An elated Morris described his huge final jump as "like flying to the moon" and, when he landed it perfectly, nobody could take away his over-the-moon reaction.
The jump was one of the most spectacular for the day and drew tumultuous applause from the local crowd at the bottom of the course.
The event was also a day to remember for the Chinese team, which achieved a one-two finish with Guangpu Qi taking the gold and Zongyang Jia the silver.

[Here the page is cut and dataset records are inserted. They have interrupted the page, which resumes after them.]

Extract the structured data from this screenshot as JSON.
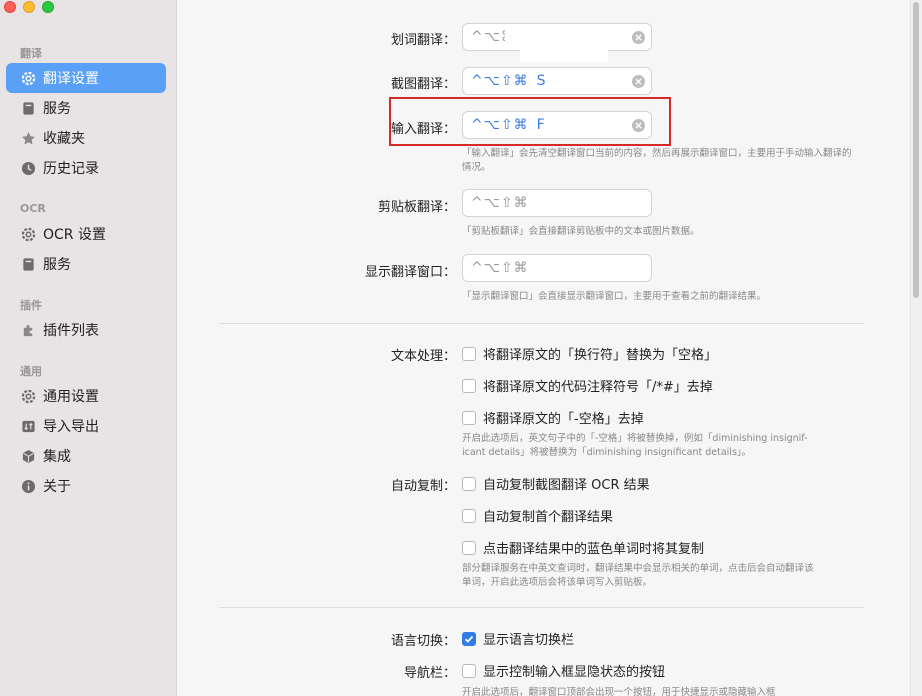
{
  "sidebar": {
    "sections": [
      {
        "title": "翻译",
        "items": [
          {
            "label": "翻译设置",
            "icon": "gear-icon",
            "active": true
          },
          {
            "label": "服务",
            "icon": "bookmark-icon"
          },
          {
            "label": "收藏夹",
            "icon": "star-icon"
          },
          {
            "label": "历史记录",
            "icon": "clock-icon"
          }
        ]
      },
      {
        "title": "OCR",
        "items": [
          {
            "label": "OCR 设置",
            "icon": "gear-icon"
          },
          {
            "label": "服务",
            "icon": "bookmark-icon"
          }
        ]
      },
      {
        "title": "插件",
        "items": [
          {
            "label": "插件列表",
            "icon": "puzzle-icon"
          }
        ]
      },
      {
        "title": "通用",
        "items": [
          {
            "label": "通用设置",
            "icon": "gear-icon"
          },
          {
            "label": "导入导出",
            "icon": "import-export-icon"
          },
          {
            "label": "集成",
            "icon": "cube-icon"
          },
          {
            "label": "关于",
            "icon": "info-icon"
          }
        ]
      }
    ]
  },
  "shortcuts": {
    "word": {
      "label": "划词翻译：",
      "keys": "^⌥⌘",
      "value": ""
    },
    "screenshot": {
      "label": "截图翻译：",
      "keys": "^⌥⇧⌘",
      "value": "S"
    },
    "input": {
      "label": "输入翻译：",
      "keys": "^⌥⇧⌘",
      "value": "F",
      "hint": "「输入翻译」会先清空翻译窗口当前的内容，然后再展示翻译窗口，主要用于手动输入翻译的情况。"
    },
    "clipboard": {
      "label": "剪贴板翻译：",
      "keys": "^⌥⇧⌘",
      "hint": "「剪贴板翻译」会直接翻译剪贴板中的文本或图片数据。"
    },
    "show_window": {
      "label": "显示翻译窗口：",
      "keys": "^⌥⇧⌘",
      "hint": "「显示翻译窗口」会直接显示翻译窗口，主要用于查看之前的翻译结果。"
    }
  },
  "text_processing": {
    "label": "文本处理：",
    "options": [
      {
        "label": "将翻译原文的「换行符」替换为「空格」",
        "checked": false
      },
      {
        "label": "将翻译原文的代码注释符号「/*#」去掉",
        "checked": false
      },
      {
        "label": "将翻译原文的「-空格」去掉",
        "checked": false
      }
    ],
    "hint_line1": "开启此选项后，英文句子中的「-空格」将被替换掉，例如「diminishing insignif-",
    "hint_line2": "icant details」将被替换为「diminishing insignificant details」。"
  },
  "auto_copy": {
    "label": "自动复制：",
    "options": [
      {
        "label": "自动复制截图翻译 OCR 结果",
        "checked": false
      },
      {
        "label": "自动复制首个翻译结果",
        "checked": false
      },
      {
        "label": "点击翻译结果中的蓝色单词时将其复制",
        "checked": false
      }
    ],
    "hint_line1": "部分翻译服务在中英文查词时，翻译结果中会显示相关的单词，点击后会自动翻译该",
    "hint_line2": "单词，开启此选项后会将该单词写入剪贴板。"
  },
  "language_switch": {
    "label": "语言切换：",
    "option": "显示语言切换栏",
    "checked": true
  },
  "navbar": {
    "label": "导航栏：",
    "option": "显示控制输入框显隐状态的按钮",
    "checked": false,
    "hint": "开启此选项后，翻译窗口顶部会出现一个按钮，用于快捷显示或隐藏输入框"
  },
  "colors": {
    "accent": "#5aa0f6",
    "shortcut_blue": "#3a7ce0",
    "highlight_red": "#d52a2a"
  }
}
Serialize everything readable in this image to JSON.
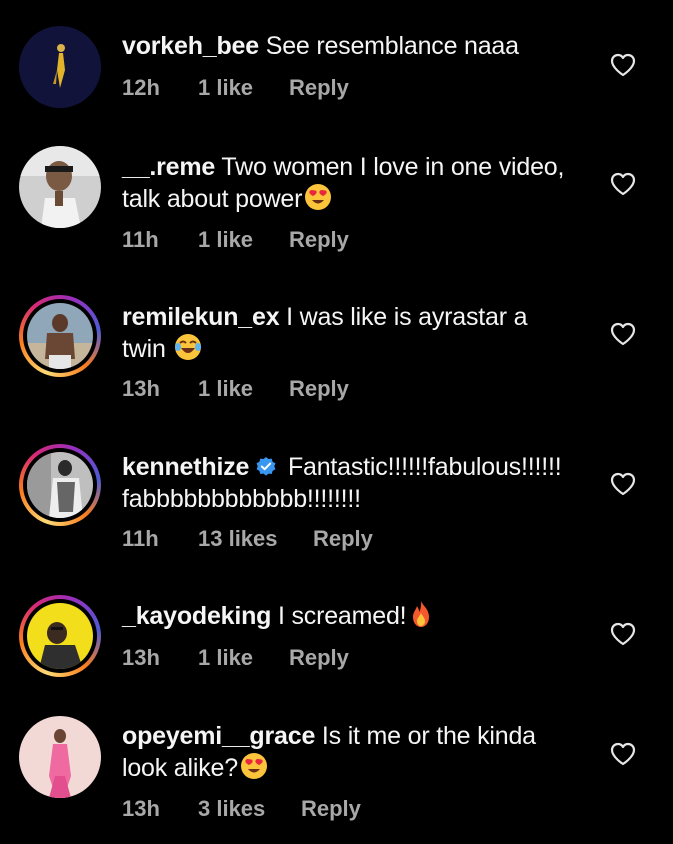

Swiss jumper Renato Ulrich stood on the podium's third step.
Buffeted by strong winds, although not as intense as the gales that forced a 24-hour postponement to competition, Morris qualified for the final with triple twisting triple somersault in 6th place.
Unlike Friday's opening World Cup, where Morris qualified fourth but dropped to 12th with his final jump, the AIS Scholarship holder was determined not to let his strong start slip away.
Morris decided to "go for it" with his final jump.
"It was the biggest jump I've ever done and when I landed it I was thrilled," Morris said.
Morris said that the jump was higher than any other jump in his career.
Today's result puts Morris on track to achieve his season goals of becoming a consistent finalist and finishing the year in the top 5 in the world, 10 places higher than his ranking last a season.